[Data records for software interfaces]
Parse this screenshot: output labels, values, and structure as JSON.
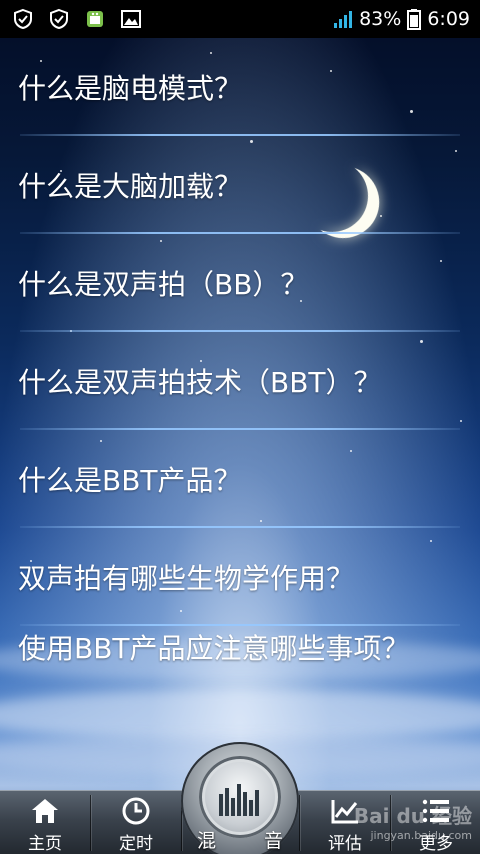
{
  "status_bar": {
    "battery": "83%",
    "time": "6:09",
    "icons": [
      "shield-check-icon",
      "shield-check-icon",
      "android-app-icon",
      "image-icon",
      "signal-icon",
      "battery-icon"
    ]
  },
  "questions": [
    "什么是脑电模式？",
    "什么是大脑加载？",
    "什么是双声拍（BB）？",
    "什么是双声拍技术（BBT）？",
    "什么是BBT产品？",
    "双声拍有哪些生物学作用？",
    "使用BBT产品应注意哪些事项？"
  ],
  "tabs": {
    "home": {
      "label": "主页",
      "icon": "home-icon"
    },
    "timer": {
      "label": "定时",
      "icon": "clock-icon"
    },
    "mix_left": "混",
    "mix_right": "音",
    "mix_icon": "equalizer-icon",
    "evaluate": {
      "label": "评估",
      "icon": "chart-icon"
    },
    "more": {
      "label": "更多",
      "icon": "menu-icon"
    }
  },
  "watermark": {
    "main": "Bai du 经验",
    "sub": "jingyan.baidu.com"
  },
  "colors": {
    "status_bar": "#000000",
    "signal": "#33b5e5",
    "divider": "#96c8ff",
    "tabbar_top": "#5a6470",
    "tabbar_bottom": "#22282f"
  }
}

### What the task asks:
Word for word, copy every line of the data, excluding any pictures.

### Response area:
Parse this screenshot: output labels, values, and structure as JSON.
{
  "status_bar": {
    "battery": "83%",
    "time": "6:09",
    "icons": [
      "shield-check-icon",
      "shield-check-icon",
      "android-app-icon",
      "image-icon",
      "signal-icon",
      "battery-icon"
    ]
  },
  "questions": [
    "什么是脑电模式？",
    "什么是大脑加载？",
    "什么是双声拍（BB）？",
    "什么是双声拍技术（BBT）？",
    "什么是BBT产品？",
    "双声拍有哪些生物学作用？",
    "使用BBT产品应注意哪些事项？"
  ],
  "tabs": {
    "home": {
      "label": "主页",
      "icon": "home-icon"
    },
    "timer": {
      "label": "定时",
      "icon": "clock-icon"
    },
    "mix_left": "混",
    "mix_right": "音",
    "mix_icon": "equalizer-icon",
    "evaluate": {
      "label": "评估",
      "icon": "chart-icon"
    },
    "more": {
      "label": "更多",
      "icon": "menu-icon"
    }
  },
  "watermark": {
    "main": "Bai du 经验",
    "sub": "jingyan.baidu.com"
  },
  "colors": {
    "status_bar": "#000000",
    "signal": "#33b5e5",
    "divider": "#96c8ff",
    "tabbar_top": "#5a6470",
    "tabbar_bottom": "#22282f"
  }
}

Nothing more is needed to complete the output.